DATASET EXTRACT:
--
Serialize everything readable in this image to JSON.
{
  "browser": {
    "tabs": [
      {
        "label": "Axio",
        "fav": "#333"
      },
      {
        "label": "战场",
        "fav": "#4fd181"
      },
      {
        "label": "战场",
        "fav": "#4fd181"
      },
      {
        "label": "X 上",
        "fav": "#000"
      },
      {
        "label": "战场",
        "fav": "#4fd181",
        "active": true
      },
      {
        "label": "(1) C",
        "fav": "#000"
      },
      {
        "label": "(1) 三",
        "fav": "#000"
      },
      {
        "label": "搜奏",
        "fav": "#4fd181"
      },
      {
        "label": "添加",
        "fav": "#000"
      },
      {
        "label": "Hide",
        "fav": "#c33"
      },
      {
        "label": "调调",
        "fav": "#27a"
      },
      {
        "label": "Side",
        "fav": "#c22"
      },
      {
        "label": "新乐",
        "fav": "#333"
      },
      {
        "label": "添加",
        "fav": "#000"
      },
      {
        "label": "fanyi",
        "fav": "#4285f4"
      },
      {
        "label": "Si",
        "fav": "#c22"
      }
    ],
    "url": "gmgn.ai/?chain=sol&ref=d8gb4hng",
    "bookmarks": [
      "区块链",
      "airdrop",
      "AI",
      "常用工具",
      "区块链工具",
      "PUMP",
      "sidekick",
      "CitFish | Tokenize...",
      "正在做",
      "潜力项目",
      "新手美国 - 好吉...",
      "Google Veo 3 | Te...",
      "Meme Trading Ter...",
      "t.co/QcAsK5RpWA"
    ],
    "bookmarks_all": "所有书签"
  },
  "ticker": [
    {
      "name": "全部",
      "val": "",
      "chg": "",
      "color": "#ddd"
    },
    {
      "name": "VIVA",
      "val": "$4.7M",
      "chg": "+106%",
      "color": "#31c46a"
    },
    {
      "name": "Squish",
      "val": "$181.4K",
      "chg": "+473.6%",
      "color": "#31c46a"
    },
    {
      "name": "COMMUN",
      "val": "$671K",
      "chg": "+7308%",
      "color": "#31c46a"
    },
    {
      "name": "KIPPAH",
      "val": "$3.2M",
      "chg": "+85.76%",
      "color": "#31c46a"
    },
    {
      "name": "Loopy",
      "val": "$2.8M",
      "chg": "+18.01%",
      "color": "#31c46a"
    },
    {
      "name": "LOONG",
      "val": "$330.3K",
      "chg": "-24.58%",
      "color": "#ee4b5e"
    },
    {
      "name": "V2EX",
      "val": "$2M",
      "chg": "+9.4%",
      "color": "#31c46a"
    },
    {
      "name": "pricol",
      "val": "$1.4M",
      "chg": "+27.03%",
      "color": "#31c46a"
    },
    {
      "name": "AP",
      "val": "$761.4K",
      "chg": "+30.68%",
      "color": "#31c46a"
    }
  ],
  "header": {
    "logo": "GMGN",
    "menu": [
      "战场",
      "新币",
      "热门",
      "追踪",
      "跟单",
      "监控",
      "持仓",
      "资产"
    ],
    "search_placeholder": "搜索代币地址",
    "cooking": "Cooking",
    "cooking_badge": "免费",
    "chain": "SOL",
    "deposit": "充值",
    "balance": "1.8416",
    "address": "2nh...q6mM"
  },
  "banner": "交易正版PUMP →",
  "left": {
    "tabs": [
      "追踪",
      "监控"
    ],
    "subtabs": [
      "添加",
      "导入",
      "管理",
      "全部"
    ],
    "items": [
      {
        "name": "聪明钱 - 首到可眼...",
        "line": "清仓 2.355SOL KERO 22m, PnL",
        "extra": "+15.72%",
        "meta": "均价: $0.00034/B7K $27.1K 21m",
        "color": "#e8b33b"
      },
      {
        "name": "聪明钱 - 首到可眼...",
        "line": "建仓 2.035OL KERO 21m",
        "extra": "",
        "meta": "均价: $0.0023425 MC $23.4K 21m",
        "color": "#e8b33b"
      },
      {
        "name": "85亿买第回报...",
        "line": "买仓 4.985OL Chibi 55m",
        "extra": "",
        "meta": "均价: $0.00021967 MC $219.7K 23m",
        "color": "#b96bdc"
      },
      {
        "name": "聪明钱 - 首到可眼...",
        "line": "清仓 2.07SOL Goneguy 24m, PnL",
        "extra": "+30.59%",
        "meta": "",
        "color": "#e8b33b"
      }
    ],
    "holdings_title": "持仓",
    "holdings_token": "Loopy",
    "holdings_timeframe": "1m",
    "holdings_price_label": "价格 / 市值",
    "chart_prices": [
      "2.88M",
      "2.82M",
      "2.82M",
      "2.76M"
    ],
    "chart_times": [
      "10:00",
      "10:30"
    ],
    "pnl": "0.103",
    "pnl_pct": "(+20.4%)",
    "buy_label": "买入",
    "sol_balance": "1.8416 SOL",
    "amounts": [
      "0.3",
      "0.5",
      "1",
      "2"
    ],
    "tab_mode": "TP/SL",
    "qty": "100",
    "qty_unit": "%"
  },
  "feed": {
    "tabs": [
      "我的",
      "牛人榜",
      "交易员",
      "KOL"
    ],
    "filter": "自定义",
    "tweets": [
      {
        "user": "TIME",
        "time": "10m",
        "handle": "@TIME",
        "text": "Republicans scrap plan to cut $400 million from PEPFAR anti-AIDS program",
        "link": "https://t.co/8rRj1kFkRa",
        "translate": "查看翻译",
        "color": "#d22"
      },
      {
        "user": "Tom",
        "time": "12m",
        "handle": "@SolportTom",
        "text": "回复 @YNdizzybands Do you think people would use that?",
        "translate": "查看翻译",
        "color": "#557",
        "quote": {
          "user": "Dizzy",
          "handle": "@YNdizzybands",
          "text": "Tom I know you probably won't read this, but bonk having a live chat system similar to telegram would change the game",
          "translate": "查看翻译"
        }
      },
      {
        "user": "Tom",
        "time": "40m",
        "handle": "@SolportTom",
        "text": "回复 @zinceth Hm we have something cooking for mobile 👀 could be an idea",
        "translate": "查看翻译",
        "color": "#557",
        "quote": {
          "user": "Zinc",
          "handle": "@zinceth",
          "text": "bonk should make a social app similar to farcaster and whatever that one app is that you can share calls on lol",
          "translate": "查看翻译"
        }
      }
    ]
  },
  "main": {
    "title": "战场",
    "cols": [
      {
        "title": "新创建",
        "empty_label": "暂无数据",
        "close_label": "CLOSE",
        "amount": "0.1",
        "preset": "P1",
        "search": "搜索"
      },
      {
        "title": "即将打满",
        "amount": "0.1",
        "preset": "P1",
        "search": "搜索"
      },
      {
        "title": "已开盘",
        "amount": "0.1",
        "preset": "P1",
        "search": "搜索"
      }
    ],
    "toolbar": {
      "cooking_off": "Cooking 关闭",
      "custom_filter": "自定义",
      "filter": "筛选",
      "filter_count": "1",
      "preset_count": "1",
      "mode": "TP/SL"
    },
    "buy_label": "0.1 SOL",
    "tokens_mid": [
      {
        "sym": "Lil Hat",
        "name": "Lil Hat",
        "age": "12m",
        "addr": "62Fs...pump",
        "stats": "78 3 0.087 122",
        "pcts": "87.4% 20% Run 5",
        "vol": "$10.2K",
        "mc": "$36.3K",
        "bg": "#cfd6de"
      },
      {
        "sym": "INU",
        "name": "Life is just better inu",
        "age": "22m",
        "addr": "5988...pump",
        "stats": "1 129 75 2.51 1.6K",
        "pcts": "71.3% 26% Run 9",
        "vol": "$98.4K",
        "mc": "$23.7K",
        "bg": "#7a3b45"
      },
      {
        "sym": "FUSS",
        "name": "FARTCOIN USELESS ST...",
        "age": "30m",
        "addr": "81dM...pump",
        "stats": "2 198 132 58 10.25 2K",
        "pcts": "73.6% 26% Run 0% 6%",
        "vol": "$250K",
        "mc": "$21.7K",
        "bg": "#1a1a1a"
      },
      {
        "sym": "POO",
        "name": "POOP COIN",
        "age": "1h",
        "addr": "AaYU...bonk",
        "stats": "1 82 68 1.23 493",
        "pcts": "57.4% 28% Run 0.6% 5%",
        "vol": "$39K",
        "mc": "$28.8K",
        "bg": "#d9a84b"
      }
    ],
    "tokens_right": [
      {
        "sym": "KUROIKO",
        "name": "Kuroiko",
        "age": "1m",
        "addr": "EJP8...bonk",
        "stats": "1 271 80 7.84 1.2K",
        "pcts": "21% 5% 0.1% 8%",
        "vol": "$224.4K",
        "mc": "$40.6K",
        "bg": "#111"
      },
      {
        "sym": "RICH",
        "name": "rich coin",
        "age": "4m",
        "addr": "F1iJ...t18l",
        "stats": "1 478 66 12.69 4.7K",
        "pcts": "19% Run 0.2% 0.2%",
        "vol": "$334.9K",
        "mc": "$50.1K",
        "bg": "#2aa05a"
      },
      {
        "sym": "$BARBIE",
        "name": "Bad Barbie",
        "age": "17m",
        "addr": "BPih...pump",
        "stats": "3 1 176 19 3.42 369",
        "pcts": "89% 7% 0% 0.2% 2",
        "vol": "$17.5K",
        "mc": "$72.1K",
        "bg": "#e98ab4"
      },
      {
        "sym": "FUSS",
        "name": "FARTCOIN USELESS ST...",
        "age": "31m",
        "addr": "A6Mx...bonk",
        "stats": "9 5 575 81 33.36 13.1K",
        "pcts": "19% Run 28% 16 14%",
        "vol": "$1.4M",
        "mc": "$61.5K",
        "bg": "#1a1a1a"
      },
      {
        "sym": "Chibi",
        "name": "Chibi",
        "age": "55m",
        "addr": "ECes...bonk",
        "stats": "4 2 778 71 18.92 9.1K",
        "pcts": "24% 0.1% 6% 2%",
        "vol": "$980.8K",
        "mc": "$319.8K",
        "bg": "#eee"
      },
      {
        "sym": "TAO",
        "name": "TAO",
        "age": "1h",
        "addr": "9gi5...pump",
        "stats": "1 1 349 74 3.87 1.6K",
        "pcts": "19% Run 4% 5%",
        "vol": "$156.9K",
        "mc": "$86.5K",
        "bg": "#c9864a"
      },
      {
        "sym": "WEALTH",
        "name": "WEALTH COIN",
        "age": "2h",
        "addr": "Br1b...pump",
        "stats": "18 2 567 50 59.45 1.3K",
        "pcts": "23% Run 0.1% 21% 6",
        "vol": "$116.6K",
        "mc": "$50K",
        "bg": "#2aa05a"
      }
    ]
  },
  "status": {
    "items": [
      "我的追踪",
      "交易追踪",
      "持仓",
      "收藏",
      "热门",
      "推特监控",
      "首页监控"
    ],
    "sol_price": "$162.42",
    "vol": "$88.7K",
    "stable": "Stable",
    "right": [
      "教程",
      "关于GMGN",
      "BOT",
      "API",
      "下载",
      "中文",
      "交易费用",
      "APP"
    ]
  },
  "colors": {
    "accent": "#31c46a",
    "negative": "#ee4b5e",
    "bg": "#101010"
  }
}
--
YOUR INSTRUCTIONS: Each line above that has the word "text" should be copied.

EXERCISE SOLUTION:
        "text": "Republicans scrap plan to cut $400 million from PEPFAR anti-AIDS program",
        "text": "回复 @YNdizzybands Do you think people would use that?",
          "text": "Tom I know you probably won't read this, but bonk having a live chat system similar to telegram would change the game",
        "text": "回复 @zinceth Hm we have something cooking for mobile 👀 could be an idea",
          "text": "bonk should make a social app similar to farcaster and whatever that one app is that you can share calls on lol",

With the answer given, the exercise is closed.